§ What the exercise asks
Every entry below should be printed exactly.

***

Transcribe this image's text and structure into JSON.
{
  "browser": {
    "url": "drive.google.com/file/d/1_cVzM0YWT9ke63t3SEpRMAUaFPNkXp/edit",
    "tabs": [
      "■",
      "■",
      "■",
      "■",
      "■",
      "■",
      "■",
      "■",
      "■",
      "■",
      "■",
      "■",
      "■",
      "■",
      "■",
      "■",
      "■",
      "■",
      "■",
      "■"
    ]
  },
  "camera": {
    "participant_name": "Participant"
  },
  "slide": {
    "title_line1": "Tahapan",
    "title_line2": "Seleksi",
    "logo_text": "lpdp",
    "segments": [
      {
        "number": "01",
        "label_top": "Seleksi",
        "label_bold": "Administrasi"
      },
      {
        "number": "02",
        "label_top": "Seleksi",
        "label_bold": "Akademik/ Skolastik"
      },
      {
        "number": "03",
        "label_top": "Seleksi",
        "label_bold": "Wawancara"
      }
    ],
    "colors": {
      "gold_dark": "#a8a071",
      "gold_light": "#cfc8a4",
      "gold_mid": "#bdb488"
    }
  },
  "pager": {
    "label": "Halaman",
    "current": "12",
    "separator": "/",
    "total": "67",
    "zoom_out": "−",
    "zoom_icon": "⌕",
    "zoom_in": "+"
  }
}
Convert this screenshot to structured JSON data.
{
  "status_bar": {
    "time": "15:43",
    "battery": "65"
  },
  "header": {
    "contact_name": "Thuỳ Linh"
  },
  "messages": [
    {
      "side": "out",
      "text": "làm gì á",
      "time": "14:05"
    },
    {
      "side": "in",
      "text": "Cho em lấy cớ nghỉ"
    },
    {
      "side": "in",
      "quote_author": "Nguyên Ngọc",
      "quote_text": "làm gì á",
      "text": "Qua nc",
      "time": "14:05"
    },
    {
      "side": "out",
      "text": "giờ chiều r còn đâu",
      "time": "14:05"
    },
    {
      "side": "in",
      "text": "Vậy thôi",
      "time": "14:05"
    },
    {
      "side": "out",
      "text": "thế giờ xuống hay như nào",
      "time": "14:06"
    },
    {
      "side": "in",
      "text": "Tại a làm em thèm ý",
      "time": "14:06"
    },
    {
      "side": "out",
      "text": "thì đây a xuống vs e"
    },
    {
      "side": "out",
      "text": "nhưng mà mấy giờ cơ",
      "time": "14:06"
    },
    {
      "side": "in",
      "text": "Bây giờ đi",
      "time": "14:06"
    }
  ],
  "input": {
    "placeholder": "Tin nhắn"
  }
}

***

§ Output below
Transcribe this image's text and structure into JSON.
{
  "browser": {
    "url": "drive.google.com/file/d/1_cVzM0YWT9ke63t3SEpRMAUaFPNkXp/edit",
    "tabs": [
      "■",
      "■",
      "■",
      "■",
      "■",
      "■",
      "■",
      "■",
      "■",
      "■",
      "■",
      "■",
      "■",
      "■",
      "■",
      "■",
      "■",
      "■",
      "■",
      "■"
    ]
  },
  "camera": {
    "participant_name": "Participant"
  },
  "slide": {
    "title_line1": "Tahapan",
    "title_line2": "Seleksi",
    "logo_text": "lpdp",
    "segments": [
      {
        "number": "01",
        "label_top": "Seleksi",
        "label_bold": "Administrasi"
      },
      {
        "number": "02",
        "label_top": "Seleksi",
        "label_bold": "Akademik/ Skolastik"
      },
      {
        "number": "03",
        "label_top": "Seleksi",
        "label_bold": "Wawancara"
      }
    ],
    "colors": {
      "gold_dark": "#a8a071",
      "gold_light": "#cfc8a4",
      "gold_mid": "#bdb488"
    }
  },
  "pager": {
    "label": "Halaman",
    "current": "12",
    "separator": "/",
    "total": "67",
    "zoom_out": "−",
    "zoom_icon": "⌕",
    "zoom_in": "+"
  }
}
Convert this screenshot to structured JSON data.
{
  "status_bar": {
    "time": "15:43",
    "battery": "65"
  },
  "header": {
    "contact_name": "Thuỳ Linh"
  },
  "messages": [
    {
      "side": "out",
      "text": "làm gì á",
      "time": "14:05"
    },
    {
      "side": "in",
      "text": "Cho em lấy cớ nghỉ"
    },
    {
      "side": "in",
      "quote_author": "Nguyên Ngọc",
      "quote_text": "làm gì á",
      "text": "Qua nc",
      "time": "14:05"
    },
    {
      "side": "out",
      "text": "giờ chiều r còn đâu",
      "time": "14:05"
    },
    {
      "side": "in",
      "text": "Vậy thôi",
      "time": "14:05"
    },
    {
      "side": "out",
      "text": "thế giờ xuống hay như nào",
      "time": "14:06"
    },
    {
      "side": "in",
      "text": "Tại a làm em thèm ý",
      "time": "14:06"
    },
    {
      "side": "out",
      "text": "thì đây a xuống vs e"
    },
    {
      "side": "out",
      "text": "nhưng mà mấy giờ cơ",
      "time": "14:06"
    },
    {
      "side": "in",
      "text": "Bây giờ đi",
      "time": "14:06"
    }
  ],
  "input": {
    "placeholder": "Tin nhắn"
  }
}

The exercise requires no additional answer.